Source records.
————
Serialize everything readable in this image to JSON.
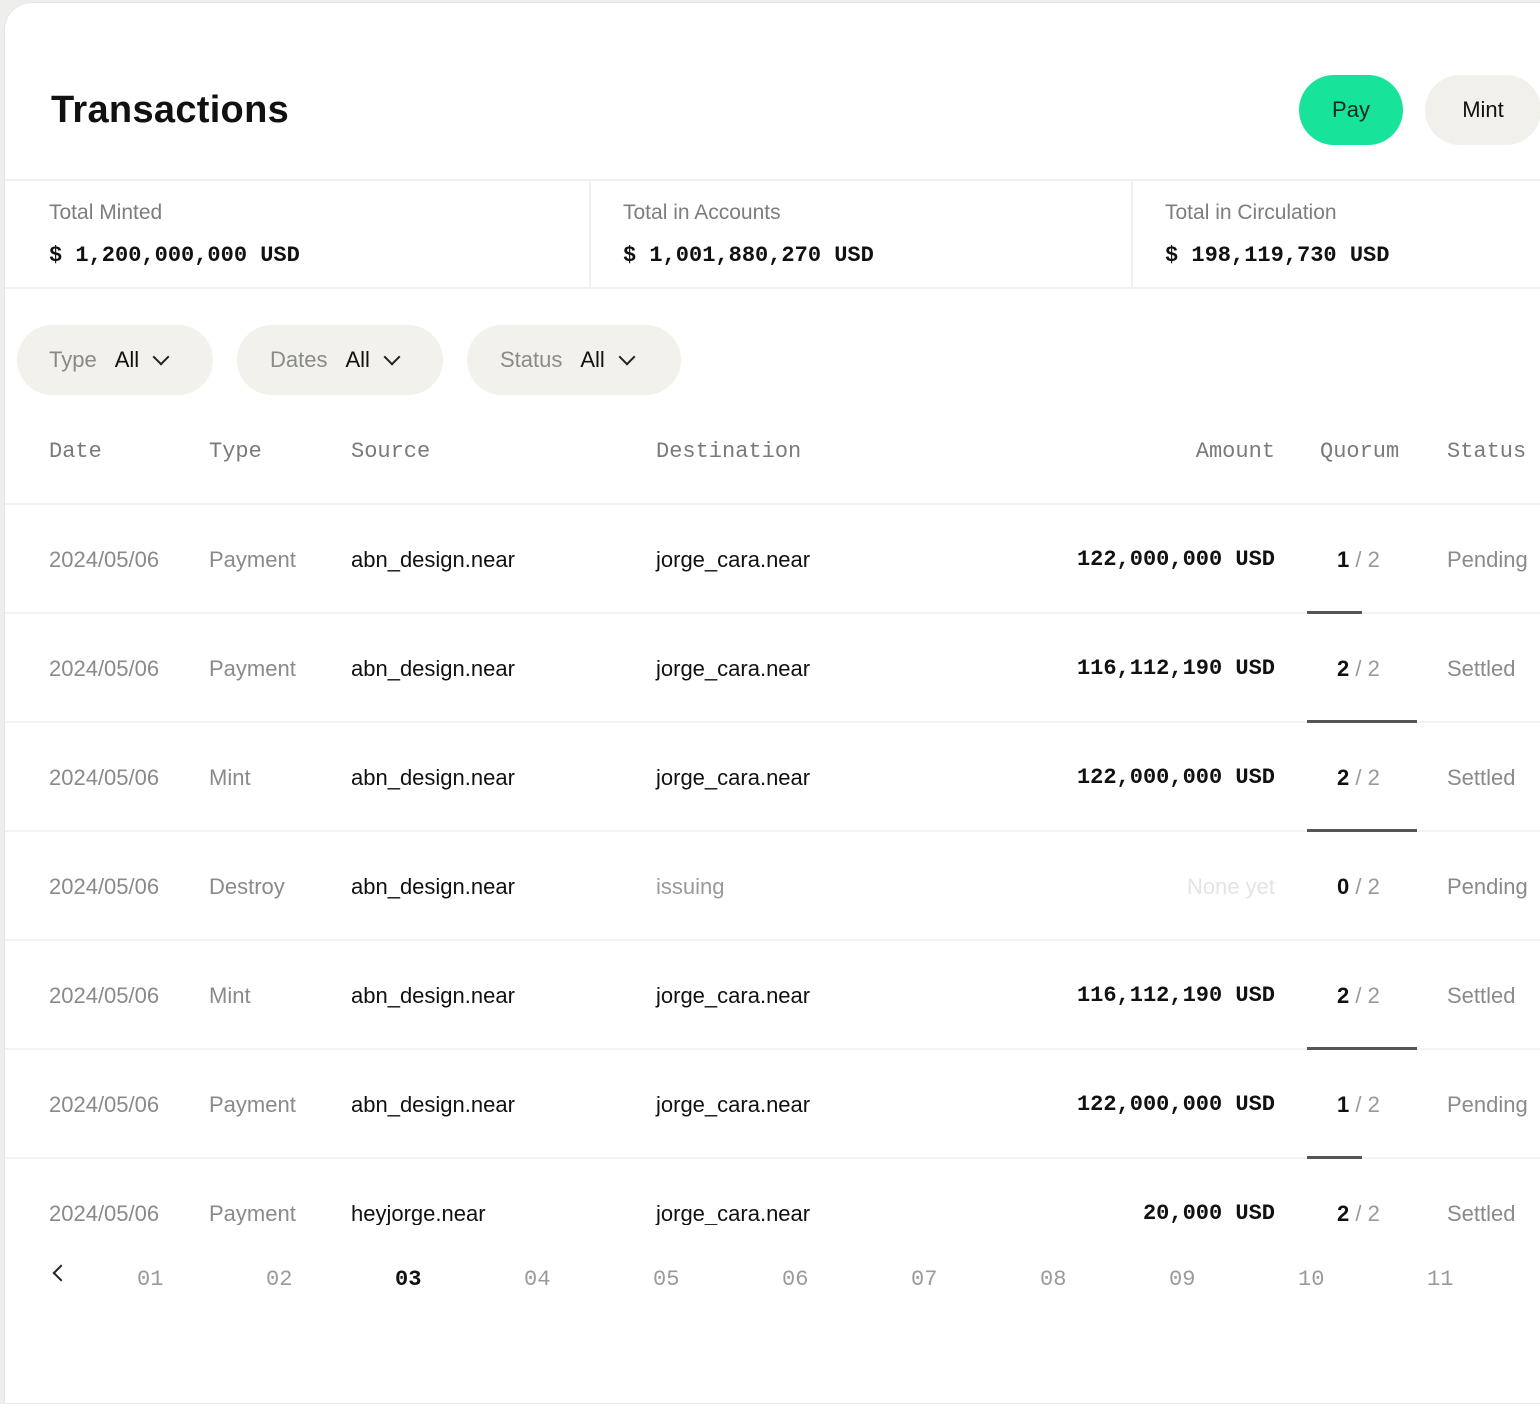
{
  "header": {
    "title": "Transactions",
    "pay_label": "Pay",
    "mint_label": "Mint"
  },
  "stats": [
    {
      "label": "Total Minted",
      "value": "$ 1,200,000,000 USD"
    },
    {
      "label": "Total in Accounts",
      "value": "$ 1,001,880,270 USD"
    },
    {
      "label": "Total in Circulation",
      "value": "$ 198,119,730 USD"
    }
  ],
  "filters": [
    {
      "label": "Type",
      "value": "All"
    },
    {
      "label": "Dates",
      "value": "All"
    },
    {
      "label": "Status",
      "value": "All"
    }
  ],
  "columns": {
    "date": "Date",
    "type": "Type",
    "source": "Source",
    "destination": "Destination",
    "amount": "Amount",
    "quorum": "Quorum",
    "status": "Status"
  },
  "rows": [
    {
      "date": "2024/05/06",
      "type": "Payment",
      "source": "abn_design.near",
      "destination": "jorge_cara.near",
      "amount": "122,000,000 USD",
      "quorum_num": "1",
      "quorum_den": "/ 2",
      "quorum_fraction": 0.5,
      "status": "Pending"
    },
    {
      "date": "2024/05/06",
      "type": "Payment",
      "source": "abn_design.near",
      "destination": "jorge_cara.near",
      "amount": "116,112,190 USD",
      "quorum_num": "2",
      "quorum_den": "/ 2",
      "quorum_fraction": 1.0,
      "status": "Settled"
    },
    {
      "date": "2024/05/06",
      "type": "Mint",
      "source": "abn_design.near",
      "destination": "jorge_cara.near",
      "amount": "122,000,000 USD",
      "quorum_num": "2",
      "quorum_den": "/ 2",
      "quorum_fraction": 1.0,
      "status": "Settled"
    },
    {
      "date": "2024/05/06",
      "type": "Destroy",
      "source": "abn_design.near",
      "destination": "issuing",
      "amount": "None yet",
      "quorum_num": "0",
      "quorum_den": "/ 2",
      "quorum_fraction": 0.0,
      "status": "Pending"
    },
    {
      "date": "2024/05/06",
      "type": "Mint",
      "source": "abn_design.near",
      "destination": "jorge_cara.near",
      "amount": "116,112,190 USD",
      "quorum_num": "2",
      "quorum_den": "/ 2",
      "quorum_fraction": 1.0,
      "status": "Settled"
    },
    {
      "date": "2024/05/06",
      "type": "Payment",
      "source": "abn_design.near",
      "destination": "jorge_cara.near",
      "amount": "122,000,000 USD",
      "quorum_num": "1",
      "quorum_den": "/ 2",
      "quorum_fraction": 0.5,
      "status": "Pending"
    },
    {
      "date": "2024/05/06",
      "type": "Payment",
      "source": "heyjorge.near",
      "destination": "jorge_cara.near",
      "amount": "20,000 USD",
      "quorum_num": "2",
      "quorum_den": "/ 2",
      "quorum_fraction": 1.0,
      "status": "Settled"
    }
  ],
  "pagination": {
    "pages": [
      "01",
      "02",
      "03",
      "04",
      "05",
      "06",
      "07",
      "08",
      "09",
      "10",
      "11"
    ],
    "current": "03"
  }
}
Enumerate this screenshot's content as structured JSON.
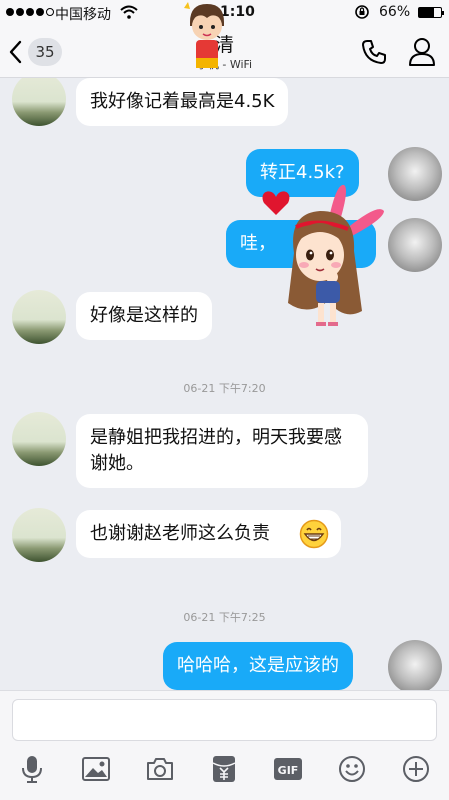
{
  "status_bar": {
    "carrier": "中国移动",
    "time": "1:10",
    "battery": "66%",
    "battery_level": 0.66
  },
  "nav": {
    "unread_count": "35",
    "title": "清",
    "subtitle": "手机 - WiFi"
  },
  "chat": {
    "messages": [
      {
        "side": "in",
        "text": "我好像记着最高是4.5K"
      },
      {
        "side": "out",
        "text": "转正4.5k?"
      },
      {
        "side": "out",
        "text": "哇，"
      },
      {
        "side": "in",
        "text": "好像是这样的"
      },
      {
        "side": "in",
        "text": "是静姐把我招进的，明天我要感谢她。"
      },
      {
        "side": "in",
        "text": "也谢谢赵老师这么负责"
      },
      {
        "side": "out",
        "text": "哈哈哈，这是应该的"
      }
    ],
    "timestamps": [
      "06-21 下午7:20",
      "06-21 下午7:25"
    ]
  },
  "input": {
    "placeholder": ""
  },
  "toolbar": {
    "icons": [
      "microphone-icon",
      "image-icon",
      "camera-icon",
      "red-packet-icon",
      "gif-icon",
      "emoji-icon",
      "plus-icon"
    ]
  },
  "colors": {
    "outgoing_bubble": "#19aaf8",
    "incoming_bubble": "#ffffff",
    "background": "#ebedf2"
  }
}
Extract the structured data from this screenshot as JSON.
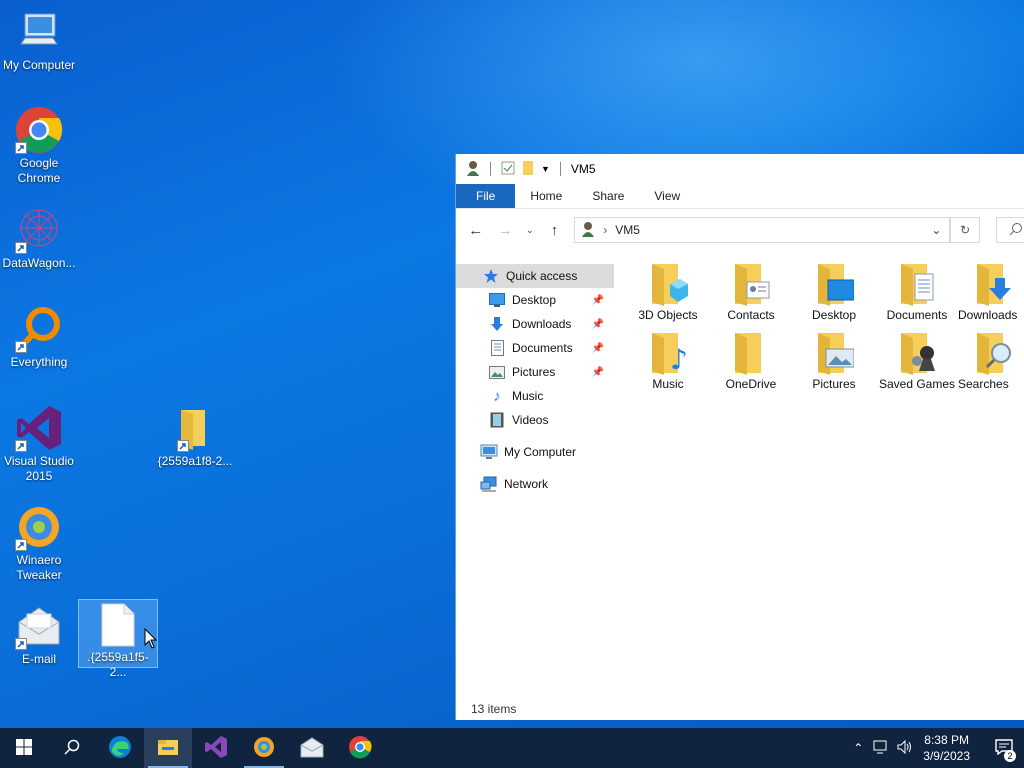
{
  "desktop": {
    "icons": [
      {
        "label": "My Computer"
      },
      {
        "label": "Google Chrome"
      },
      {
        "label": "DataWagon..."
      },
      {
        "label": "Everything"
      },
      {
        "label": "Visual Studio 2015"
      },
      {
        "label": "Winaero Tweaker"
      },
      {
        "label": "E-mail"
      },
      {
        "label": "{2559a1f8-2..."
      },
      {
        "label": ".{2559a1f5-2..."
      }
    ]
  },
  "explorer": {
    "title": "VM5",
    "ribbon": {
      "file": "File",
      "home": "Home",
      "share": "Share",
      "view": "View"
    },
    "address": {
      "path": "VM5"
    },
    "nav": {
      "quick_access": "Quick access",
      "items": [
        {
          "label": "Desktop"
        },
        {
          "label": "Downloads"
        },
        {
          "label": "Documents"
        },
        {
          "label": "Pictures"
        },
        {
          "label": "Music"
        },
        {
          "label": "Videos"
        }
      ],
      "my_computer": "My Computer",
      "network": "Network"
    },
    "folders": [
      {
        "label": "3D Objects"
      },
      {
        "label": "Contacts"
      },
      {
        "label": "Desktop"
      },
      {
        "label": "Documents"
      },
      {
        "label": "Downloads"
      },
      {
        "label": "Music"
      },
      {
        "label": "OneDrive"
      },
      {
        "label": "Pictures"
      },
      {
        "label": "Saved Games"
      },
      {
        "label": "Searches"
      }
    ],
    "status": "13 items"
  },
  "taskbar": {
    "time": "8:38 PM",
    "date": "3/9/2023",
    "notifications": "2"
  },
  "colors": {
    "accent": "#1a67c0",
    "folder": "#f5cf5a"
  }
}
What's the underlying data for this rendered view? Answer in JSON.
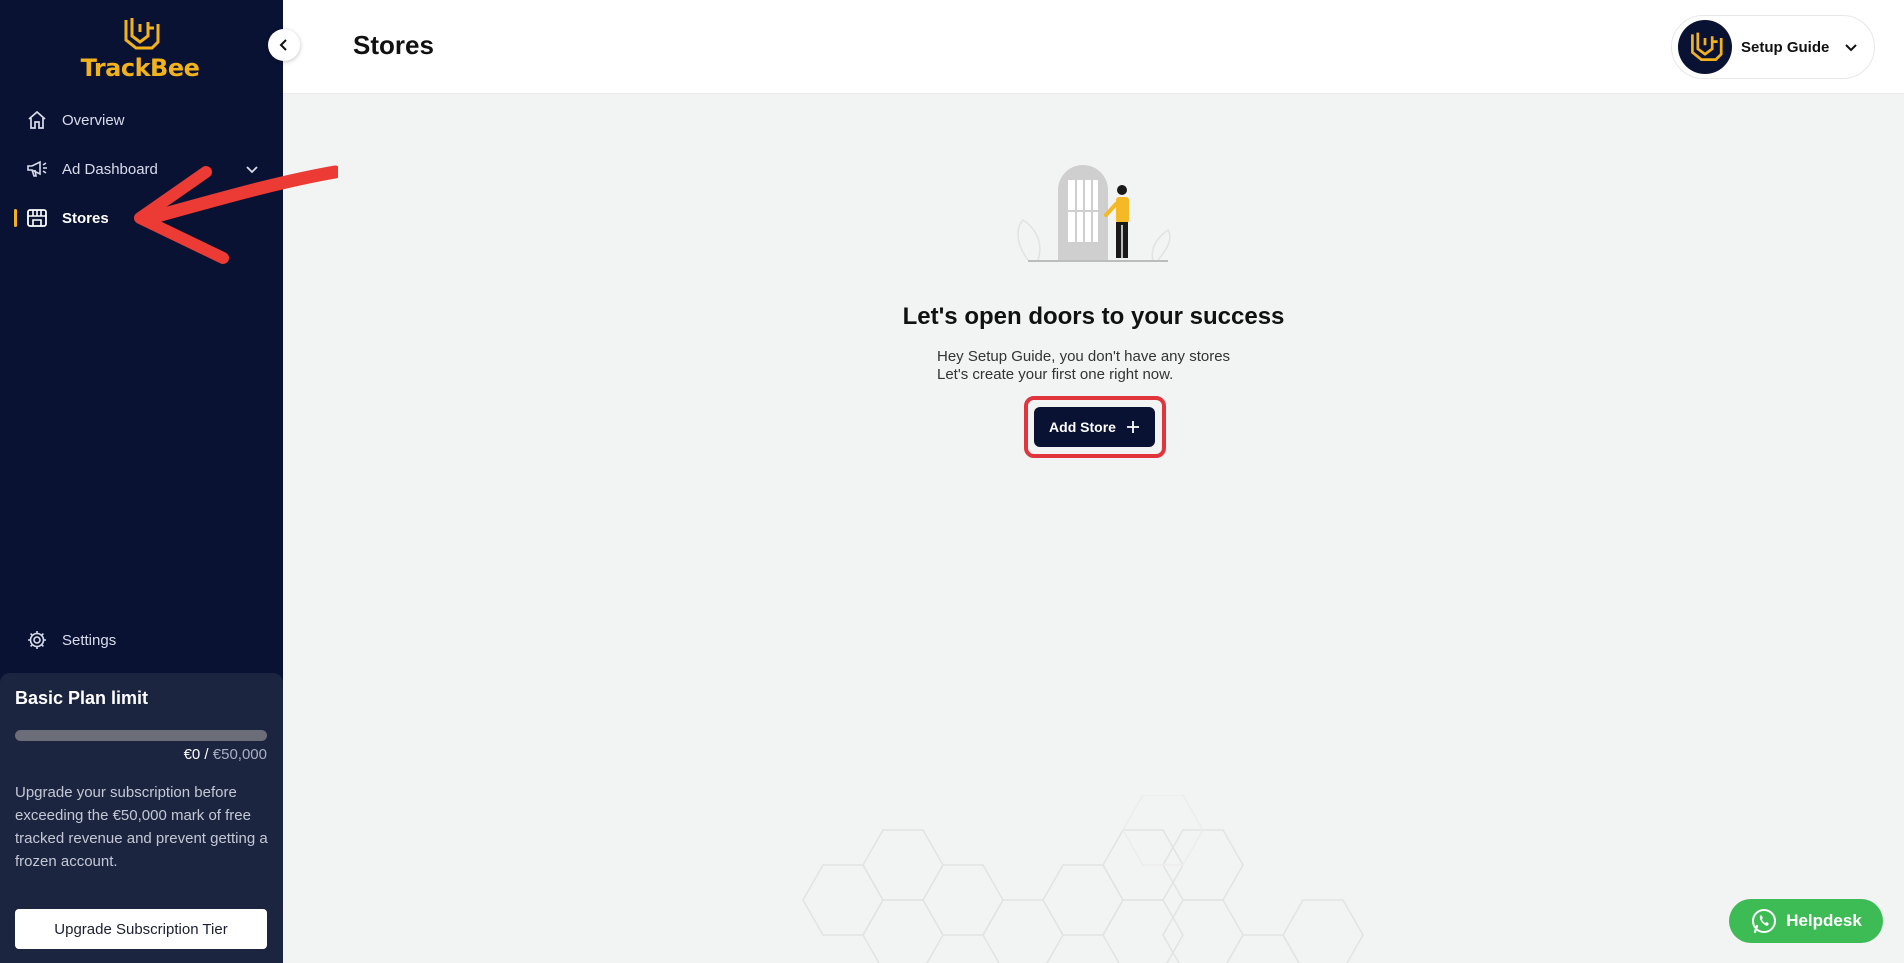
{
  "app": {
    "brand": "TrackBee"
  },
  "sidebar": {
    "items": [
      {
        "label": "Overview",
        "icon": "home-icon"
      },
      {
        "label": "Ad Dashboard",
        "icon": "megaphone-icon",
        "has_chevron": true
      },
      {
        "label": "Stores",
        "icon": "store-icon",
        "active": true
      },
      {
        "label": "Settings",
        "icon": "gear-icon"
      }
    ],
    "plan": {
      "title": "Basic Plan limit",
      "used": "€0",
      "separator": " / ",
      "limit": "€50,000",
      "progress": 0,
      "description": "Upgrade your subscription before exceeding the €50,000 mark of free tracked revenue and prevent getting a frozen account.",
      "upgrade_label": "Upgrade Subscription Tier"
    }
  },
  "header": {
    "title": "Stores",
    "user_name": "Setup Guide"
  },
  "main": {
    "empty_title": "Let's open doors to your success",
    "empty_line1": "Hey Setup Guide, you don't have any stores",
    "empty_line2": "Let's create your first one right now.",
    "add_store_label": "Add Store"
  },
  "helpdesk": {
    "label": "Helpdesk"
  },
  "colors": {
    "sidebar_bg": "#0a1233",
    "accent": "#f2b21c",
    "highlight": "#e0353d",
    "helpdesk": "#3dbb55"
  }
}
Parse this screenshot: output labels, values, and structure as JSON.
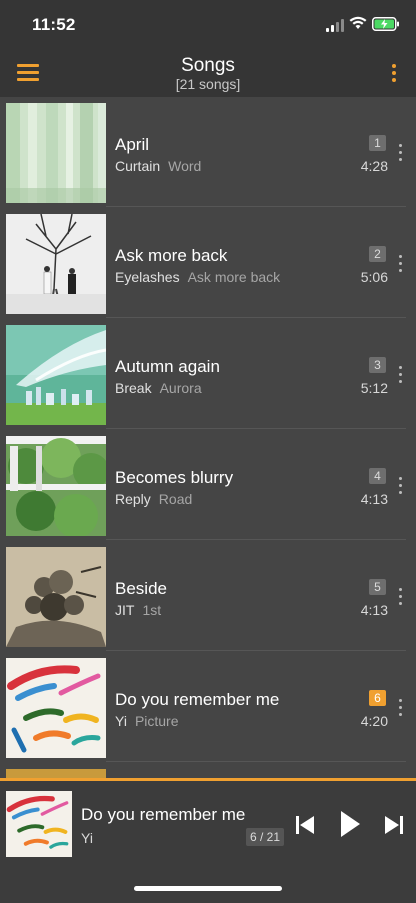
{
  "status_bar": {
    "time": "11:52"
  },
  "header": {
    "title": "Songs",
    "subtitle": "[21 songs]"
  },
  "songs": [
    {
      "title": "April",
      "artist": "Curtain",
      "album": "Word",
      "number": "1",
      "duration": "4:28"
    },
    {
      "title": "Ask more back",
      "artist": "Eyelashes",
      "album": "Ask more back",
      "number": "2",
      "duration": "5:06"
    },
    {
      "title": "Autumn again",
      "artist": "Break",
      "album": "Aurora",
      "number": "3",
      "duration": "5:12"
    },
    {
      "title": "Becomes blurry",
      "artist": "Reply",
      "album": "Road",
      "number": "4",
      "duration": "4:13"
    },
    {
      "title": "Beside",
      "artist": "JIT",
      "album": "1st",
      "number": "5",
      "duration": "4:13"
    },
    {
      "title": "Do you remember me",
      "artist": "Yi",
      "album": "Picture",
      "number": "6",
      "duration": "4:20",
      "playing": true
    }
  ],
  "now_playing": {
    "title": "Do you remember me",
    "artist": "Yi",
    "position": "6 / 21"
  },
  "colors": {
    "accent": "#f0a030",
    "background": "#454545",
    "bar": "#353535"
  },
  "icons": [
    "menu-icon",
    "more-vertical-icon",
    "previous-icon",
    "play-icon",
    "next-icon"
  ]
}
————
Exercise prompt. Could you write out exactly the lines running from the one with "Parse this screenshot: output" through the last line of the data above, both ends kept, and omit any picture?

Answer section.
Parse this screenshot: output labels, values, and structure as JSON.
{
  "status_bar": {
    "time": "11:52"
  },
  "header": {
    "title": "Songs",
    "subtitle": "[21 songs]"
  },
  "songs": [
    {
      "title": "April",
      "artist": "Curtain",
      "album": "Word",
      "number": "1",
      "duration": "4:28"
    },
    {
      "title": "Ask more back",
      "artist": "Eyelashes",
      "album": "Ask more back",
      "number": "2",
      "duration": "5:06"
    },
    {
      "title": "Autumn again",
      "artist": "Break",
      "album": "Aurora",
      "number": "3",
      "duration": "5:12"
    },
    {
      "title": "Becomes blurry",
      "artist": "Reply",
      "album": "Road",
      "number": "4",
      "duration": "4:13"
    },
    {
      "title": "Beside",
      "artist": "JIT",
      "album": "1st",
      "number": "5",
      "duration": "4:13"
    },
    {
      "title": "Do you remember me",
      "artist": "Yi",
      "album": "Picture",
      "number": "6",
      "duration": "4:20",
      "playing": true
    }
  ],
  "now_playing": {
    "title": "Do you remember me",
    "artist": "Yi",
    "position": "6 / 21"
  },
  "colors": {
    "accent": "#f0a030",
    "background": "#454545",
    "bar": "#353535"
  },
  "icons": [
    "menu-icon",
    "more-vertical-icon",
    "previous-icon",
    "play-icon",
    "next-icon"
  ]
}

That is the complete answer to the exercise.